Emily Cave (née: Windebank) 1892

Whilst doing more family research I sadly discovered that my great, great grandmother (Emily Cave (nee Windebank)) committed suicide in 1892 after drinking the contents of a bottle of Carbolic Acid. I found out about this after conducting routine research through the London newspapers.

London Evening Standard – Wednesday 14 September 1892:

Dr. G. Danford Thomas held an inquest yesterday at St. Pancras Coroner’s Court on the body of Emily Cave (née: Emily Alice Windebank, born 1865), 27, the wife of Walter Cave (Walter Frederick Cave: 1863-1904), a barman, lately residing at 17, Castle-road, Kentish-town.

According to the husband, he lived very happily with the deceased, who was very amiable. She had recently – especially since their last child was born – been “queer” in her head. She complained of pains in the head, and often said she “wished she was dead.”

On Saturday morning the Witness was fetched home, where he found his wife lying insensible on the floor. Upon a table was the empty bottle produced, labelled “Carbolic acid—poison,” and a purse containing half-a-sovereign. He learnt from his little boy that the latter saw his mother drink “something” from a bottle and then fall on the bed on the floor. Before she became insensible she handed the purse mentioned to her son saying, “If I don’t wake up any more, give this to your father.” The husband at once called in a neighbouring doctor. Witness had never heard his wife threaten to destroy herself. The son stated that his mother drank from the bottle itself and then fell down. She asked him if she did not wake any more to “give baby some sugar-tits,” and father the purse. Dr. T. Massi, 183, Kentish Town-road, said when he arrived the woman was dying from the effects of carbolic-acid poisoning, and she expired about an hour and a half afterwards from this cause.

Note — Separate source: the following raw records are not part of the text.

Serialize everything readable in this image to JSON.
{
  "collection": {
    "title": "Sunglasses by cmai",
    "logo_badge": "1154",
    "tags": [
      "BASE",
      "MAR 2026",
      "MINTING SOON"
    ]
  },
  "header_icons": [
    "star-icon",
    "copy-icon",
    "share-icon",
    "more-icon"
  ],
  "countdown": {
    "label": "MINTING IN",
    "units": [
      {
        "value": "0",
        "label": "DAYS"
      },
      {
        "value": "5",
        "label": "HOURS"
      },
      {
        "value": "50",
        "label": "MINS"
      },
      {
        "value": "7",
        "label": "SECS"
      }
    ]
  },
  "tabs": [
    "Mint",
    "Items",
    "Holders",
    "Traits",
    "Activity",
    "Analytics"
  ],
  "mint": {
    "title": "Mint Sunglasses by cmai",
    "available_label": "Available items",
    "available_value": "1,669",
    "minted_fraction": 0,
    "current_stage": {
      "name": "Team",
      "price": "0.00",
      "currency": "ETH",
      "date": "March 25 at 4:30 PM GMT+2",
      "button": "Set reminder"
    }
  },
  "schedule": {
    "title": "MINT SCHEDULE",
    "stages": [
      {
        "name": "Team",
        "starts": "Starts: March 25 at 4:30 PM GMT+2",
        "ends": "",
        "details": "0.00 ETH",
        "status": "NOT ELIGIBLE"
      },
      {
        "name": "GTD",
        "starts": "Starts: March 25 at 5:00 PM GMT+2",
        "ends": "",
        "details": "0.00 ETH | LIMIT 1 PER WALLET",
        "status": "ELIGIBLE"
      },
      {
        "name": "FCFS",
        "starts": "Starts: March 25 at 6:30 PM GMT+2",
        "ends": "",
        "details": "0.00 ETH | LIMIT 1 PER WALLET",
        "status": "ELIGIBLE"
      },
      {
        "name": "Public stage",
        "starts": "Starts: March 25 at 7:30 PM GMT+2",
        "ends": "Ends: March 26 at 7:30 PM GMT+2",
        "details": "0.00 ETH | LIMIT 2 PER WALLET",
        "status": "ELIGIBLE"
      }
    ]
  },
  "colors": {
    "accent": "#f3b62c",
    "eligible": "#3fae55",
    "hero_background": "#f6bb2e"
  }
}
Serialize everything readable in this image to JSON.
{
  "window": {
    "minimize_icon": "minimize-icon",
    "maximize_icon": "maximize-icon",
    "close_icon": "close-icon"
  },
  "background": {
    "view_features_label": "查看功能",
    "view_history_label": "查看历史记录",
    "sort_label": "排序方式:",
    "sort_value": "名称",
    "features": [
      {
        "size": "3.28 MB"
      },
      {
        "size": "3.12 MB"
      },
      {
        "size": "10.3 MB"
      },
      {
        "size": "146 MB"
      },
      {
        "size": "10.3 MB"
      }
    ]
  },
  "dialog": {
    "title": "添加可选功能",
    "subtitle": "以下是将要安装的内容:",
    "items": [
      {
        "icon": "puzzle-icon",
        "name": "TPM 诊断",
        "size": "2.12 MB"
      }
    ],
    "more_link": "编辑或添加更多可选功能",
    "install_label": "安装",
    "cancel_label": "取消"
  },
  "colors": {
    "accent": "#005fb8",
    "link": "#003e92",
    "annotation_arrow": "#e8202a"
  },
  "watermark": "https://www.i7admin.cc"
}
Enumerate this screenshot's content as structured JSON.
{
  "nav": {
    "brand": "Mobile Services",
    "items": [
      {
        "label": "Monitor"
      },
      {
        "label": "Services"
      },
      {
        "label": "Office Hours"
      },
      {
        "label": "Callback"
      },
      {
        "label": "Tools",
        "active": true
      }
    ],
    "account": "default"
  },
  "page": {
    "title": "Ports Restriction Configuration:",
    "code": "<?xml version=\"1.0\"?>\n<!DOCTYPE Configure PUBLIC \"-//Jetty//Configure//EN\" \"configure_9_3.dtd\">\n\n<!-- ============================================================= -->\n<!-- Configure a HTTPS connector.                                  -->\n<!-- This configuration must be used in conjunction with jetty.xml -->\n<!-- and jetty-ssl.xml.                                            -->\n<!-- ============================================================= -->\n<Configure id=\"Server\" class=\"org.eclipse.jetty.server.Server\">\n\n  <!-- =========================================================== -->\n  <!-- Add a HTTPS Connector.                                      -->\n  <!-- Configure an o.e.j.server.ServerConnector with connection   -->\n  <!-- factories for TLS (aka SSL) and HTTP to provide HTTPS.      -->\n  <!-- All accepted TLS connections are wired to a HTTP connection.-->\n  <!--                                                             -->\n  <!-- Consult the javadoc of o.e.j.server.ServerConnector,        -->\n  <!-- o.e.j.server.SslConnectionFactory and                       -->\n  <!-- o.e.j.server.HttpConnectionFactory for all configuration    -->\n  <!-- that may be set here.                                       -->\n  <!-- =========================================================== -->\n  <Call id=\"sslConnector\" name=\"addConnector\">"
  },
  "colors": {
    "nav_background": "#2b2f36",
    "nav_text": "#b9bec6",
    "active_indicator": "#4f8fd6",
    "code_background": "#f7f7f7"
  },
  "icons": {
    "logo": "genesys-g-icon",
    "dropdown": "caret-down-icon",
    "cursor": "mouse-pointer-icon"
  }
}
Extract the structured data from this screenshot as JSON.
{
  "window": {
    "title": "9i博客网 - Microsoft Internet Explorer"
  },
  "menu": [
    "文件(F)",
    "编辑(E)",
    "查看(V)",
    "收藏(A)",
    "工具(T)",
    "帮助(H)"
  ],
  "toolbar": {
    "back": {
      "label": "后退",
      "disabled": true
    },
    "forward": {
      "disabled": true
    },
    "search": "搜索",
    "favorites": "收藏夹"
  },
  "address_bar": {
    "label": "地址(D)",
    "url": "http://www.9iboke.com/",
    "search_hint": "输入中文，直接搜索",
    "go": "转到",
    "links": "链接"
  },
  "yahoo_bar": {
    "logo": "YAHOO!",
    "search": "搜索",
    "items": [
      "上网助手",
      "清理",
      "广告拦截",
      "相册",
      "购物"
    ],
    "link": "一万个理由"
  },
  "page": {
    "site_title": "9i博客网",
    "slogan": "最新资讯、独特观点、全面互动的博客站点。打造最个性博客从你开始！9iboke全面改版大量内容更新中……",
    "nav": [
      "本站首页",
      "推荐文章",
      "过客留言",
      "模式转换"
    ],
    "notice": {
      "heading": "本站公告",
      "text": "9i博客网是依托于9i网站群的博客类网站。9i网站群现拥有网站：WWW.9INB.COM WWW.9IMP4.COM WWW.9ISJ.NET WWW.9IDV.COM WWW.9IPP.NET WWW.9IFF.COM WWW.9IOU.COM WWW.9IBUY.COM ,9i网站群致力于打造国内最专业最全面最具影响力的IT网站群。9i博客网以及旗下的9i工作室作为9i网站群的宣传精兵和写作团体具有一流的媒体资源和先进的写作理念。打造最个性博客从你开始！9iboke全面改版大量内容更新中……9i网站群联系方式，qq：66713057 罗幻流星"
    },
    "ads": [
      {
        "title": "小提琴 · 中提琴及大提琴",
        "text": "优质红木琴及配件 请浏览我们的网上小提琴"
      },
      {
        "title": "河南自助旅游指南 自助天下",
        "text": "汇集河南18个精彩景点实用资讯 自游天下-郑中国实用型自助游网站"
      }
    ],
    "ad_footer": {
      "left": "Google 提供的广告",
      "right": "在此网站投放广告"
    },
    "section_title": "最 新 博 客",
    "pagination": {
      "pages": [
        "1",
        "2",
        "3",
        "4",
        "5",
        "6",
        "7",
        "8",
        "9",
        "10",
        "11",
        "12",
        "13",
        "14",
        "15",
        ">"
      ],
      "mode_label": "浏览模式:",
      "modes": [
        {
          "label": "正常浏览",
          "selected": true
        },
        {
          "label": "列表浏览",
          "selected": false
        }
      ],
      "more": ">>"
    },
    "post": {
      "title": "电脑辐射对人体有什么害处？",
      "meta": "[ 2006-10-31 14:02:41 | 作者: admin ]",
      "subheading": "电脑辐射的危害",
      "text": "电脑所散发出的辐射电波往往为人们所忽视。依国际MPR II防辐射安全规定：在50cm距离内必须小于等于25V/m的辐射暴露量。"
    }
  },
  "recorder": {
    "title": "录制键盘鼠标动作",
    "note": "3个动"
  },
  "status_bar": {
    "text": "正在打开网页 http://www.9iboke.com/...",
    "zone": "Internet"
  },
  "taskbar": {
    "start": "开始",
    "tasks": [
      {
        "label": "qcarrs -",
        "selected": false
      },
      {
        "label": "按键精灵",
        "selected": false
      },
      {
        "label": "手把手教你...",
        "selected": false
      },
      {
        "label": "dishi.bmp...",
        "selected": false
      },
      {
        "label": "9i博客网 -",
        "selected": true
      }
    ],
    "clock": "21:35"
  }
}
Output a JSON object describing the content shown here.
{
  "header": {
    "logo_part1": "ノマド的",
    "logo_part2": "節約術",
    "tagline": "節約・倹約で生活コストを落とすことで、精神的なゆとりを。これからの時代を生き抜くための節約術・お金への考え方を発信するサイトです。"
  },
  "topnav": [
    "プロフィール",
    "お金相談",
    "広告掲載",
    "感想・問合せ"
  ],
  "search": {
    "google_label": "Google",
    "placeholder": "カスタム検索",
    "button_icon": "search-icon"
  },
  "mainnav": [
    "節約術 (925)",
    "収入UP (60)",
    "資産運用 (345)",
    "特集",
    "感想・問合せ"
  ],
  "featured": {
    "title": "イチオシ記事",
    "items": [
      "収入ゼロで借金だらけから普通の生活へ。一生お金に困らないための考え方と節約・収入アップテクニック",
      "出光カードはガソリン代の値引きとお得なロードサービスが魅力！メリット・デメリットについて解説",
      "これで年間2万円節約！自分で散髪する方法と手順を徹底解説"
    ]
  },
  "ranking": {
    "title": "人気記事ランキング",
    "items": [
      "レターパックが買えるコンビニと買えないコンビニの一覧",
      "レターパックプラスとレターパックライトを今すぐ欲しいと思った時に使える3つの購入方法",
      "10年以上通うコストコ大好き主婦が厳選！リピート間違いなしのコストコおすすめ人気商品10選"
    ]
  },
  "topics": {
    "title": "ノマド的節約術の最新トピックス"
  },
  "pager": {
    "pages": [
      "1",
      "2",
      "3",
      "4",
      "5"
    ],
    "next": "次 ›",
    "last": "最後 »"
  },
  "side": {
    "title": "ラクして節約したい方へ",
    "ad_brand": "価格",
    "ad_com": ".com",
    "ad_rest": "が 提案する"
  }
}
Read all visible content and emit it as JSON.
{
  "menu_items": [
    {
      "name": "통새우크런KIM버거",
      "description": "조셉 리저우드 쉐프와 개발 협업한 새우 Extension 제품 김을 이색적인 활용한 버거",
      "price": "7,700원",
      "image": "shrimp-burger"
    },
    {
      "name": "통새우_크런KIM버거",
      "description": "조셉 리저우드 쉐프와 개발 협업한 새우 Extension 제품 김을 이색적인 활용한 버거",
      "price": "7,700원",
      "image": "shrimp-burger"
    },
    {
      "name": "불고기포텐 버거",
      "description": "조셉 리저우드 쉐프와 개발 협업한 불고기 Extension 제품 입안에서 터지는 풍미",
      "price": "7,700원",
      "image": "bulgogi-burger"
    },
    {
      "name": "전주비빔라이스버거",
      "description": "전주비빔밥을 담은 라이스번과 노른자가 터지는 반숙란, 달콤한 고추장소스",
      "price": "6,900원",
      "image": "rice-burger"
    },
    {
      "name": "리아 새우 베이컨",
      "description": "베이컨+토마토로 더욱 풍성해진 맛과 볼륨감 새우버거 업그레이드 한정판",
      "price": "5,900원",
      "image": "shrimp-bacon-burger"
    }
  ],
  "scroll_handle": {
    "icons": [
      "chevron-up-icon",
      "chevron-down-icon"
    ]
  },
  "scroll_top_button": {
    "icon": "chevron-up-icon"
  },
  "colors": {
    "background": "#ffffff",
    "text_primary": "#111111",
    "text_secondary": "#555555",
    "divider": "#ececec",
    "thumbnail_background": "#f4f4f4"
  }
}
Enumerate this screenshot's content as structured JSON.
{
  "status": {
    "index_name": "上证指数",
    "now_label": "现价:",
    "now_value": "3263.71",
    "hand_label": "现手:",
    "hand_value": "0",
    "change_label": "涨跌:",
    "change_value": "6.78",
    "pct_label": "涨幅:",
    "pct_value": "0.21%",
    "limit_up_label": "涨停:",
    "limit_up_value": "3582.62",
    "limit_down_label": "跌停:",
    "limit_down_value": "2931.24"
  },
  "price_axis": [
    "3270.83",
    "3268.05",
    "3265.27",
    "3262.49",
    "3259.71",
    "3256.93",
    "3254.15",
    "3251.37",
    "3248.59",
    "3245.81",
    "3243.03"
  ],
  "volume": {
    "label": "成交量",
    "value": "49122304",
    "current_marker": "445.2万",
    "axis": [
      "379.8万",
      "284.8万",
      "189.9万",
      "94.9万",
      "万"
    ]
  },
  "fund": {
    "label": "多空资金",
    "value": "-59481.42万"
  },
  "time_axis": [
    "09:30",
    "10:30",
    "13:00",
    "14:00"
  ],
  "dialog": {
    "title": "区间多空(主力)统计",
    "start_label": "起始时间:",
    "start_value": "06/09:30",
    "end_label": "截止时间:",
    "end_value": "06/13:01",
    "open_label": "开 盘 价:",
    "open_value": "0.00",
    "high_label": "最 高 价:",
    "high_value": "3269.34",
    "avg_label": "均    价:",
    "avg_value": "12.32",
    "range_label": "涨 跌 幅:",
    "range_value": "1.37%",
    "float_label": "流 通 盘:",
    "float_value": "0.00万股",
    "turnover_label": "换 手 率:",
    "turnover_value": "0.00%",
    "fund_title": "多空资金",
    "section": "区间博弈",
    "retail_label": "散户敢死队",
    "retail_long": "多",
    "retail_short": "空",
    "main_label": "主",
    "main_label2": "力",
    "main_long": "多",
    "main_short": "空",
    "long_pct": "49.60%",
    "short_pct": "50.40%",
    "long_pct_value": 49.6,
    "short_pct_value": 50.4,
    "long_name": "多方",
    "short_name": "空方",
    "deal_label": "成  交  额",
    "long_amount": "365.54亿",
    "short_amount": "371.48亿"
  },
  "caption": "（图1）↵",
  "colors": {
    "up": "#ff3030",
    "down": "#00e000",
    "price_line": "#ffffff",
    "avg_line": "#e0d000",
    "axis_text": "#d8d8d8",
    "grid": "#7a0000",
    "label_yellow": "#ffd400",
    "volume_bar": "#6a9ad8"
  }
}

The Mother of the deceased (Harriet Windebank (née: Monk) 1839-1899) said she was a good girl, and had a good husband, and Witness could not account for the mode of her death.—The Jury returned a verdict of “Suicide while of unsound mind.”

Walter Frederick Cave was born in March 1863, the son of Caroline (née: Pritchard born 1822) and Benjamin (died 1863). He married Emily Alice Windebank and they had three children together. He then married Isabella Florence Meyers in 1894 and they had four children together. He died in July 1904 in London, at the age of 41.

Ian Waugh